Title: Portnoy’s Complaint
Author: Philip Roth
Publisher: Random House
Publishing Date: 1969
No. of Pages: 274
Portnoy’s Complaint n. [after Alexander Portnoy (1933-)] A disorder in which strongly-felt ethical and altruistic impulses are perpetually warring with extreme sexual longings, often of a perverse nature. Spielvogel says: ‘Acts of exhibitionism, voyeurism, fetishism, auto-eroticism and oral coitus are plentiful; as a consequence of the patient’s “morality,” however, neither fantasy nor act issues in genuine sexual gratification, but rather in overriding feelings of shame and the dread of retribution, particularly in the form of castration.’ (Spielvogel, O. ‘The Puzzled Penis’, Internationale Zeitschrift fur Psychoanalyse, Vol. XXIV, p. 909.) it is believed by Spielvogel that many of the symptoms can be traced to the bonds obtaining in the mother-child relationship.
Title: I’ll Be Right There
Author: Kyung Sook Shin
Translator: Sora Kim-Russell
Publisher: Other Press
Publishing Date: 2013
No. of Pages: 321
Set in 1980s South Korea amid the tremors of political revolution, I’ll Be Right There follows Jung Yoon, a highly literate, twenty-something woman, as she recounts her tragic personal history as well as those of her three intimate college friends. When after eight years of separation Yoon receives a distressing phone call from her ex-boyfriend, memories of a tumultuous youth begin to resurface, forcing her to relive the most intense period of her life. With profound intellectual and emotional insight, she revisits the death of her beloved mother, the strong bond with her now-dying former college professor, the excitement of her first love, and the friendships forged out of a shared sense of isolation and grief.
Yoon’s formative experiences, which highlight both the fragility and force of personal connection in an era of absolute uncertainty, become immediately palpable. Shin makes the foreign and esoteric utterly familiar: her use of European literature as an interpreter of emotion and experience bridges any gaps between East and West. Love, friendship, and solitude are the same everywhere, as this book makes poignantly clear.
Title: Poor People
Author: Fyodor Dostoevsky
Translator: Hugh Aplin
Publisher: Hesperus Press Limited
Publishing Date: 2002
No. of Pages: 130
Written as a series of letters, Poor People tells the tragic tale of a petty clerk and his impossible love for a young girl. Longing to help her and change her plight, he sells everything he can, but his kindness leads him only into more desperate poverty, and ultimately into debauchery. As the object of his desire looks sadly and helplessly on, he – the typical ‘man of the underground’ – becomes more and more convinced of the belief that happiness can only be achieved with riches. Theirs is a troubled, frustrated love that can only lead to sorrow.
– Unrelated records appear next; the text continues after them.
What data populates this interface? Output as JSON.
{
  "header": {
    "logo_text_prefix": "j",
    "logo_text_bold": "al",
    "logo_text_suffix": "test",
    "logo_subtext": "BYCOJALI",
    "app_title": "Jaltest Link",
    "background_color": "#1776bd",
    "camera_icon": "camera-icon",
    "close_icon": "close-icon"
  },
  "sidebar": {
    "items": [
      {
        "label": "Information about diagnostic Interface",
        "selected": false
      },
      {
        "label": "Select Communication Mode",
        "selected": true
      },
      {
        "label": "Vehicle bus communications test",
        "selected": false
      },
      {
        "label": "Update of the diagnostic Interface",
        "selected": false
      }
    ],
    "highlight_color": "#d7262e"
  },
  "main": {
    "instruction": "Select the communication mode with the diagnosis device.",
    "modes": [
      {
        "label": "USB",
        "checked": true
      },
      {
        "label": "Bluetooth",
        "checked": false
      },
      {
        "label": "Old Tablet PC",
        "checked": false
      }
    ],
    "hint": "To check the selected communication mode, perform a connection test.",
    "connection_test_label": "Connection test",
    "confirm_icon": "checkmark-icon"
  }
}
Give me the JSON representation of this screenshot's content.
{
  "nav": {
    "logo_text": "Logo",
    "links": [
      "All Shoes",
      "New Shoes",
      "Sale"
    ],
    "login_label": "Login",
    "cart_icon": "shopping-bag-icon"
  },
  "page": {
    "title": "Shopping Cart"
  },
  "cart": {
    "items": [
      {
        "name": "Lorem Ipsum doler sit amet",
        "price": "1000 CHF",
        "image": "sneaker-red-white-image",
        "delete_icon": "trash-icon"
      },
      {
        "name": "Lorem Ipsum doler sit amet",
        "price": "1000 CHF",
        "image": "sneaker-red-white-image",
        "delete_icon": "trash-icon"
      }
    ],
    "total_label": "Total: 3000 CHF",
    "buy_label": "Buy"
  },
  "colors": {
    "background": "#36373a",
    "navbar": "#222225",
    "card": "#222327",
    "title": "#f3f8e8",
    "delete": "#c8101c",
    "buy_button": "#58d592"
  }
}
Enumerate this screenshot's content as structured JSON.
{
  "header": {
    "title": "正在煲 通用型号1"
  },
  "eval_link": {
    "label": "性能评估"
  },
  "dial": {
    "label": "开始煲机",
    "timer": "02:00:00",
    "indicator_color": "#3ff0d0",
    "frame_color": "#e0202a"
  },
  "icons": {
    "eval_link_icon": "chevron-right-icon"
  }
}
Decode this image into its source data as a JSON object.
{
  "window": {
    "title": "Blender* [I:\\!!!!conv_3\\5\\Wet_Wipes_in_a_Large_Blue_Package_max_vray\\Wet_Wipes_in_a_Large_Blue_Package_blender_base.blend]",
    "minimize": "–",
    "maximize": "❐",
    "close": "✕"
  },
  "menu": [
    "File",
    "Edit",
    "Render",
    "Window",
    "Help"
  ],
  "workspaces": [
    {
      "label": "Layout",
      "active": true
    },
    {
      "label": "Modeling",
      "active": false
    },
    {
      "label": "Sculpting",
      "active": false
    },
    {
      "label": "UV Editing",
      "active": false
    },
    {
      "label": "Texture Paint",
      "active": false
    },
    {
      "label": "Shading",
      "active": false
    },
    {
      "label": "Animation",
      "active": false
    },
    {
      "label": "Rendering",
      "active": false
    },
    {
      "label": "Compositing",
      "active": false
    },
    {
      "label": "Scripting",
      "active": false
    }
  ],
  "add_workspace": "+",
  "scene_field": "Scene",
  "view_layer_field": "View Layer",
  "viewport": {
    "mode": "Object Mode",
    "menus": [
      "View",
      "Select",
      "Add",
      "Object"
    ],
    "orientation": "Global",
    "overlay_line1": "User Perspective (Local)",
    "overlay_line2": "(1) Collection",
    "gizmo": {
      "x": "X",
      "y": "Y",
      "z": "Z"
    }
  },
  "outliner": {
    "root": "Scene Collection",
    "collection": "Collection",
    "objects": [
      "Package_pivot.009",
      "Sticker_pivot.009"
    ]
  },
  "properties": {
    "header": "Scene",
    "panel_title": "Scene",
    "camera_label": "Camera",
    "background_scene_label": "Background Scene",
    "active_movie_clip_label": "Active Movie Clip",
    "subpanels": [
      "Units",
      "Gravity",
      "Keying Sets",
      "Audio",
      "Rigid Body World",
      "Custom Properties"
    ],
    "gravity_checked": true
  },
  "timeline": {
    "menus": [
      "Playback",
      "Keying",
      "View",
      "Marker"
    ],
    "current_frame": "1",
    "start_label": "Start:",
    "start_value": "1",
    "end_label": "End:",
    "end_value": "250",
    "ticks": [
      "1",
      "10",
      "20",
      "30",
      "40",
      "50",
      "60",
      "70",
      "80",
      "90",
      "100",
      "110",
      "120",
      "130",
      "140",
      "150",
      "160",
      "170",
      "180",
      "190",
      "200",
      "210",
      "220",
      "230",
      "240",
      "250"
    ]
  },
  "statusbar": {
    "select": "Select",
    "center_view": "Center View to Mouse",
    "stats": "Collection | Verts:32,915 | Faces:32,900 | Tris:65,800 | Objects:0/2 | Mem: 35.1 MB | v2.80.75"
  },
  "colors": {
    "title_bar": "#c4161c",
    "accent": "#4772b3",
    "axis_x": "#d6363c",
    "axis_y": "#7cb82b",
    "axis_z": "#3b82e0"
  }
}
Poor People is Dostoevsky’s first original work. As both a masterpiece of Russian populist writing, and a parody of the entire genre, it is a profound and uneasy piece, with many glimpses of future genius.